■ **Exercise details**
Search the entries for the word "output". Copy every line that holds it.

### Input data

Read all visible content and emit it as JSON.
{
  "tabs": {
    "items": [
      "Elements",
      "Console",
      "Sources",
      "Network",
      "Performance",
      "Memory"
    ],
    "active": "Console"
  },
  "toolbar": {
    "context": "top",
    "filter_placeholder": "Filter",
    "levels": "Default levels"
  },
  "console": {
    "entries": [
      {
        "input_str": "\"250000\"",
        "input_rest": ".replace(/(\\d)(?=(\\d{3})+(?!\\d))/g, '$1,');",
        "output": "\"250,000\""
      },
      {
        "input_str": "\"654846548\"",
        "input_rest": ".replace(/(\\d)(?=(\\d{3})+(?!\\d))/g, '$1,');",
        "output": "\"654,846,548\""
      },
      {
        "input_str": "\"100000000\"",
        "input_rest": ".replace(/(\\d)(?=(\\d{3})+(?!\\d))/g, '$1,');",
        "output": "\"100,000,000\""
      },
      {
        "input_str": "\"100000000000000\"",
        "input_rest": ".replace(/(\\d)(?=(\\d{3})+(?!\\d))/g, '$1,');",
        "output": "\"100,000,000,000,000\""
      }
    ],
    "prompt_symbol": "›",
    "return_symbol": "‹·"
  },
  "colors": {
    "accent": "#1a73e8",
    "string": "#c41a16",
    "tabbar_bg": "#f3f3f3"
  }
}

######

■ **Exercise response**
        "output": "\"250,000\""
        "output": "\"654,846,548\""
        "output": "\"100,000,000\""
        "output": "\"100,000,000,000,000\""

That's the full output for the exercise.